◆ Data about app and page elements
BEGIN

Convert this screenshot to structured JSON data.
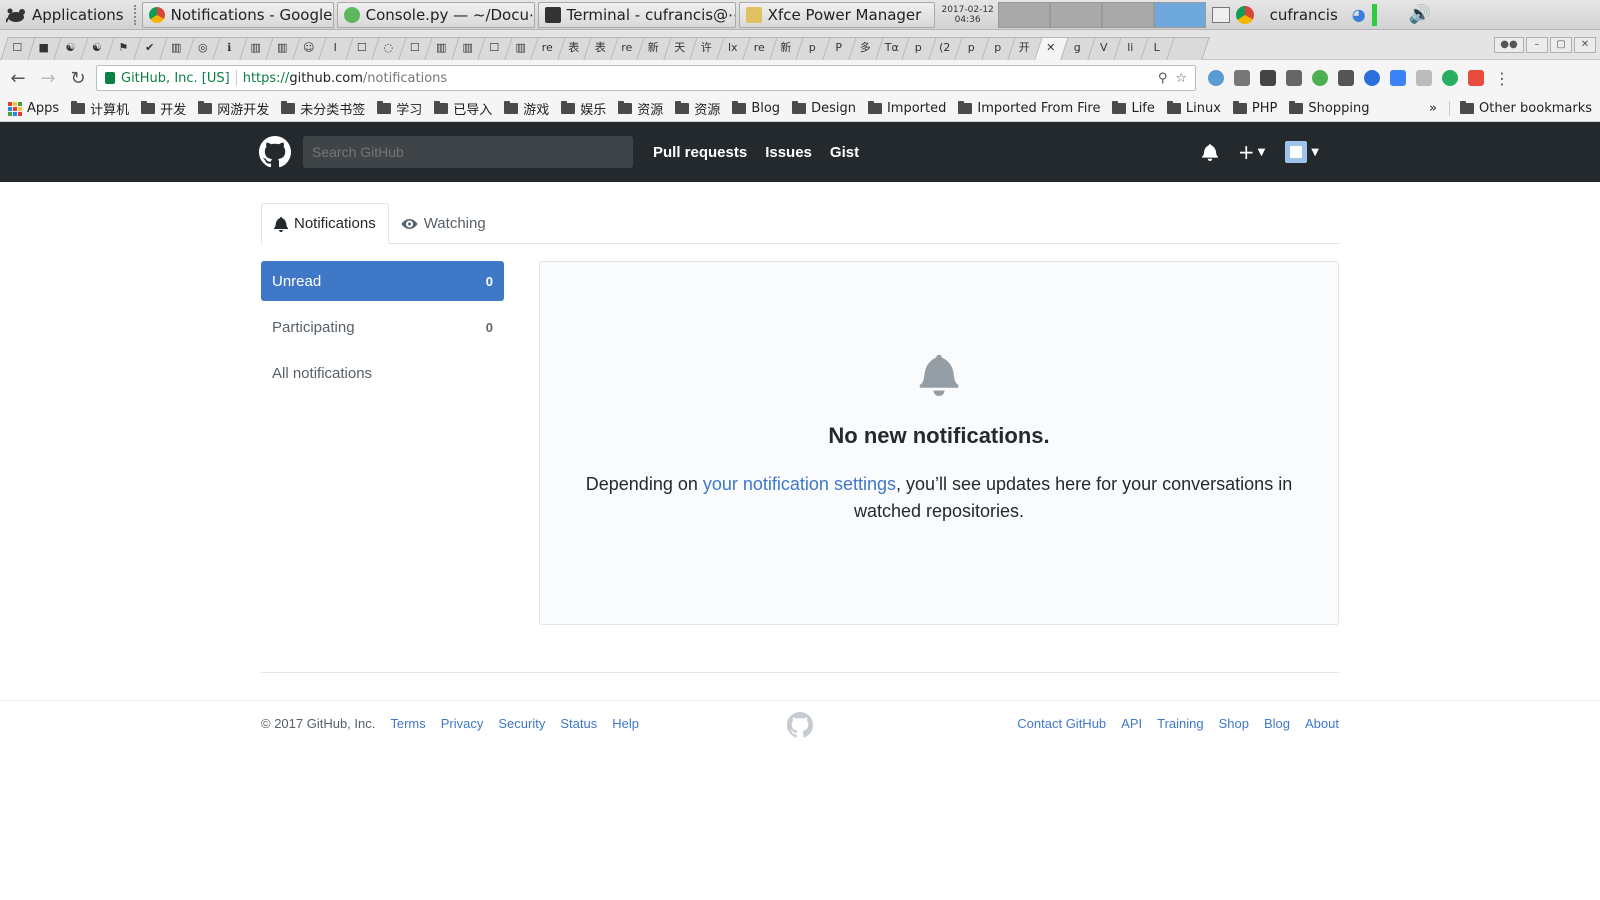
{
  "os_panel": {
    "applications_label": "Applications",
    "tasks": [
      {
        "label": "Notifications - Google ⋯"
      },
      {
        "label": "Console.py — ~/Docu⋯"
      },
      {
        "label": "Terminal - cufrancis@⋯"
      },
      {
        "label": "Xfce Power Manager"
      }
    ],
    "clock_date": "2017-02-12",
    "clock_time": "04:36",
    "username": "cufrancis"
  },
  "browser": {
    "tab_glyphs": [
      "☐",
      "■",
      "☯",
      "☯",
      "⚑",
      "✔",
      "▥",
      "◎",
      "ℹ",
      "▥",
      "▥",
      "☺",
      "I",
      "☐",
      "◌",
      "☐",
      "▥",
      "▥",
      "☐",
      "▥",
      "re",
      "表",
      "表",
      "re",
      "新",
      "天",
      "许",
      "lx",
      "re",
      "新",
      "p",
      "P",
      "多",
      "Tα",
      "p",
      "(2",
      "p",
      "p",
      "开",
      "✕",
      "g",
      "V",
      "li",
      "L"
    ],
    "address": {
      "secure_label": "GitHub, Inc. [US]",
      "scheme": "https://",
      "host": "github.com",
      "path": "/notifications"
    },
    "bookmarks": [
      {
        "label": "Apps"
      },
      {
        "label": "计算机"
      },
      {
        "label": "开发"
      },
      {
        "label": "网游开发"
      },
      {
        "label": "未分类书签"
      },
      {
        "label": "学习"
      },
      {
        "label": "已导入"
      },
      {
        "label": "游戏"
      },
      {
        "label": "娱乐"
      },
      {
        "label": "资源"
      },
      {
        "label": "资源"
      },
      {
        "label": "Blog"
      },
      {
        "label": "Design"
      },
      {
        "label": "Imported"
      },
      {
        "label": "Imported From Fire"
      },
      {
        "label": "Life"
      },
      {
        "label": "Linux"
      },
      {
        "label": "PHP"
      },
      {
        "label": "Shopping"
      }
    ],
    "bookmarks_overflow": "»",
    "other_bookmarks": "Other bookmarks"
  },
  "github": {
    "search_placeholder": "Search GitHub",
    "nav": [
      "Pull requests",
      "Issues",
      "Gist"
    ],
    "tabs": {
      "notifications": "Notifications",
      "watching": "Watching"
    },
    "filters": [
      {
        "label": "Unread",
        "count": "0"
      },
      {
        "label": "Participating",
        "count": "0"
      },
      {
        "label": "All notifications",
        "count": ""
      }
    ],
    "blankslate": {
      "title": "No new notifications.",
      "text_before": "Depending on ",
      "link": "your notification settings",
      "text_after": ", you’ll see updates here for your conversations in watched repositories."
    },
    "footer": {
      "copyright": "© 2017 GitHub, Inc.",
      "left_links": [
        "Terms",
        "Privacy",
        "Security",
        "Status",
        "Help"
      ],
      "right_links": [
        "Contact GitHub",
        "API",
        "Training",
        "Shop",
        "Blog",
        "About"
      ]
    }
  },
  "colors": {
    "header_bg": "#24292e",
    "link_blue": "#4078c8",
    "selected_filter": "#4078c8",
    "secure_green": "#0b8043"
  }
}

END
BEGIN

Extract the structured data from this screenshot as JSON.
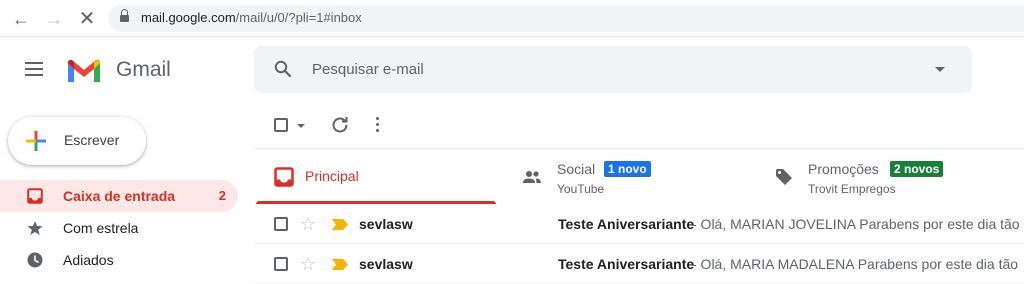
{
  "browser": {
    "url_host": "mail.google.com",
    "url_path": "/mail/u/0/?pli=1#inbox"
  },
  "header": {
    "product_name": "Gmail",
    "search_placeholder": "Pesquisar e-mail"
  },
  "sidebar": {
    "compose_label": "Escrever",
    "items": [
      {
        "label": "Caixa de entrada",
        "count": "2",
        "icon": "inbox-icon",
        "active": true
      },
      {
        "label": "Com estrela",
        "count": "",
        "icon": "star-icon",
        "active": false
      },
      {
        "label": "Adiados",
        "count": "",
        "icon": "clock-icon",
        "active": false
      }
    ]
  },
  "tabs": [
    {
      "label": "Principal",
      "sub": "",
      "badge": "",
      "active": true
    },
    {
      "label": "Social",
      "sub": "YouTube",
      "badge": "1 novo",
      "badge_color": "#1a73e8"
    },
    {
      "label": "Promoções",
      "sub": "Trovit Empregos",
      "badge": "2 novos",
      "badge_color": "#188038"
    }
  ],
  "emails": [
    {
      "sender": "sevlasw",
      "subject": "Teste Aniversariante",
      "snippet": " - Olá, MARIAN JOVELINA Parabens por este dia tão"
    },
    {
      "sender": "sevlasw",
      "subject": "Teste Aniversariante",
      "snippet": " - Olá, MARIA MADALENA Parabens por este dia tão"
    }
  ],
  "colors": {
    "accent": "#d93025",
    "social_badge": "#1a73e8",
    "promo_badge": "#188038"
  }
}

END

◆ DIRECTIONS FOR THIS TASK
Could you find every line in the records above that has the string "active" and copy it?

◆ EXPECTED OUTPUT
        "active": true
        "active": false
        "active": false
      "active": true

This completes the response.